Project description:Shade coffee plantations have received attention for their role in biodiversity conservation. Bats are among the most diverse mammalian taxa in these systems; however, previous studies of bats in coffee plantations have focused on the largely herbivorous leaf-nosed bats (Phyllostomidae). In contrast, we have virtually no information on how ensembles of aerial insectivorous bats--nearly half the Neotropical bat species--change in response to habitat modification. To evaluate the effects of agroecosystem management on insectivorous bats, we studied their diversity and activity in southern Chiapas, Mexico, a landscape dominated by coffee agroforestry. We used acoustic monitoring and live captures to characterize the insectivorous bat ensemble in forest fragments and coffee plantations differing in the structural and taxonomic complexity of shade trees.
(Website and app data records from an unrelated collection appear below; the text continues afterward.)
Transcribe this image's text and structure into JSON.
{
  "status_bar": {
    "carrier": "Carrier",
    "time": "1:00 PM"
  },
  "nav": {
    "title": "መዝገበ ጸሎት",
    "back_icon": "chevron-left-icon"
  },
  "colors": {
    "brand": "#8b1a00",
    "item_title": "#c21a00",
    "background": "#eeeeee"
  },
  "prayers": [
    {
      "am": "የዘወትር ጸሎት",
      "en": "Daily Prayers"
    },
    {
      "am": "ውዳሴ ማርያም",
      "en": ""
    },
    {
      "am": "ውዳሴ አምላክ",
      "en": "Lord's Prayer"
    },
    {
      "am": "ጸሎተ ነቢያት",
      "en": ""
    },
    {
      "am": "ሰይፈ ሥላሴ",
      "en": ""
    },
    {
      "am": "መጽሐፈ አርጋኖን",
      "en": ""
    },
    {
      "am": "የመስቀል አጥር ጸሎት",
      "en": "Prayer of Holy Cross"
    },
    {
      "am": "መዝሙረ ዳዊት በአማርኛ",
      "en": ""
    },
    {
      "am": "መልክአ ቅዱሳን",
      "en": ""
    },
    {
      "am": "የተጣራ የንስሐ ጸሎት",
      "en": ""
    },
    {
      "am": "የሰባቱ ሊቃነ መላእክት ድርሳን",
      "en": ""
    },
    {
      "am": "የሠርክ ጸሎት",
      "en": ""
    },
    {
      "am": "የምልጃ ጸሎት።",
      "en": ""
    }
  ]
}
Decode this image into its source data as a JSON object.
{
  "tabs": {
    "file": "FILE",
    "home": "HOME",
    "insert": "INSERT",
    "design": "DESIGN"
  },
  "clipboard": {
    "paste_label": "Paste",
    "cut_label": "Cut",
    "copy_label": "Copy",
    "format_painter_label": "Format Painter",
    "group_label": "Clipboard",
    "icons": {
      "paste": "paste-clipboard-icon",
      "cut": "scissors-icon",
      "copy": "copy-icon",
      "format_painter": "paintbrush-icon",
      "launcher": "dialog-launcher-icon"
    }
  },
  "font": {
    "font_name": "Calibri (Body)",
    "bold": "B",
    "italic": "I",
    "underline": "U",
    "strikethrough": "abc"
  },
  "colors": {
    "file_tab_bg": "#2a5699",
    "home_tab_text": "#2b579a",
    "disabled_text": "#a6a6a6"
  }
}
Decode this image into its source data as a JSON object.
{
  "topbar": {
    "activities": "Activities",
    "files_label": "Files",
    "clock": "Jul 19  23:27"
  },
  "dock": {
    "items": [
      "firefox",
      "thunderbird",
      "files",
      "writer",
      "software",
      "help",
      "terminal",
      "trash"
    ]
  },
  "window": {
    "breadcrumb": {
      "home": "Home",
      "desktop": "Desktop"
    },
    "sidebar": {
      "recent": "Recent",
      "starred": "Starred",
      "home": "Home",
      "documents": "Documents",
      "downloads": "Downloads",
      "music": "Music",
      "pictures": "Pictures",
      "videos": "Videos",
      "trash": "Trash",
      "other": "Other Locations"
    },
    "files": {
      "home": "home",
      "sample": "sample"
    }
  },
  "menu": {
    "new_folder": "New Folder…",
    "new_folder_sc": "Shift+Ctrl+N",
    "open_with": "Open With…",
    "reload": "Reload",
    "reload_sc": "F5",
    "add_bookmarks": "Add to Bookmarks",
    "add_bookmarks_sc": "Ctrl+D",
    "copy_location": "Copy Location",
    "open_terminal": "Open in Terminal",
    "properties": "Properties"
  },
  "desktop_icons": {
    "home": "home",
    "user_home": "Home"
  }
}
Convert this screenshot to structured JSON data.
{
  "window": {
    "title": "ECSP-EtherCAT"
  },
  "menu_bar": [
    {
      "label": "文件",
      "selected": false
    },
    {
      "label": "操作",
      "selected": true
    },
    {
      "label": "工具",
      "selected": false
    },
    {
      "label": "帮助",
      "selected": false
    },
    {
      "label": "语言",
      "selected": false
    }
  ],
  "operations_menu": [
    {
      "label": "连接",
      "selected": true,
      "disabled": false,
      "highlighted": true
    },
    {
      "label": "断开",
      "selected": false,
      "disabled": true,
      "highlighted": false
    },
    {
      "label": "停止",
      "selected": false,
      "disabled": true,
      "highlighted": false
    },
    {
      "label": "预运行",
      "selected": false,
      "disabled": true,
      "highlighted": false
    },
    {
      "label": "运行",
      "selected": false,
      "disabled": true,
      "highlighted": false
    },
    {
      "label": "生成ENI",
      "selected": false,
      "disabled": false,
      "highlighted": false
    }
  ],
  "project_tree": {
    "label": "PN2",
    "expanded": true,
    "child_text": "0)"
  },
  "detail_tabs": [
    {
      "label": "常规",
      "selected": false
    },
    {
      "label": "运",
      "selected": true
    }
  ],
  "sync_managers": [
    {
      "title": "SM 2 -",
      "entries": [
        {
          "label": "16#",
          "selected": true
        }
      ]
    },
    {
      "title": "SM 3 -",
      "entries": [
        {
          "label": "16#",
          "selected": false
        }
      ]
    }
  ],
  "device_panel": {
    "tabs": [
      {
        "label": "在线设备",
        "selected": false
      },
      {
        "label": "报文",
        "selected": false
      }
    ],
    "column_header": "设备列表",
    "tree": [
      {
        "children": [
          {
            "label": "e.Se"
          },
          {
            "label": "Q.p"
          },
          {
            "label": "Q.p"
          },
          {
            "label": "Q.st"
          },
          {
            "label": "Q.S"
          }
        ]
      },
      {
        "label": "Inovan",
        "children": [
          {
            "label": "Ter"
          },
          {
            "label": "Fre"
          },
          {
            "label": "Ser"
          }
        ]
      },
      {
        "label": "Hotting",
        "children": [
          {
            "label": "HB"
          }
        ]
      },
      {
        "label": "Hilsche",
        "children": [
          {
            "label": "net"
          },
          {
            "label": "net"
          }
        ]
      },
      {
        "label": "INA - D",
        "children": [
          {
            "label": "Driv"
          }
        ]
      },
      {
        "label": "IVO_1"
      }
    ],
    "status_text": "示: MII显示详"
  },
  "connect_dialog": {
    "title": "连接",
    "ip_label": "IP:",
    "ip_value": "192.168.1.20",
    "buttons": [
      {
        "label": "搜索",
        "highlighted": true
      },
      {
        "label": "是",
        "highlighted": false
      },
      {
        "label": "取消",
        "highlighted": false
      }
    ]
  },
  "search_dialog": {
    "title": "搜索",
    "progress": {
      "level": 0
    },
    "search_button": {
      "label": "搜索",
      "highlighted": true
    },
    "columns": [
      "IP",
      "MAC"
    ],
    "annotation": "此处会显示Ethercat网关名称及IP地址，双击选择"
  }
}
We captured bats of 12 non-phyllostomid species; acoustic monitoring revealed the presence of at least 12 more species of aerial insectivores. Richness of forest bats was the same across all land-use types; in contrast, species richness of open-space bats increased in low shade, intensively managed coffee plantations. Conversely, only forest bats demonstrated significant differences in ensemble structure (as measured by similarity indices) across land-use types. Both overall activity and feeding activity of forest bats declined significantly with increasing management intensity, while the overall activity, but not feeding activity, of open-space bats increased. We conclude that diverse shade coffee plantations in our study area serve as valuable foraging and commuting habitat for aerial insectivorous bats, and several species also commute through or forage in low shade coffee monocultures.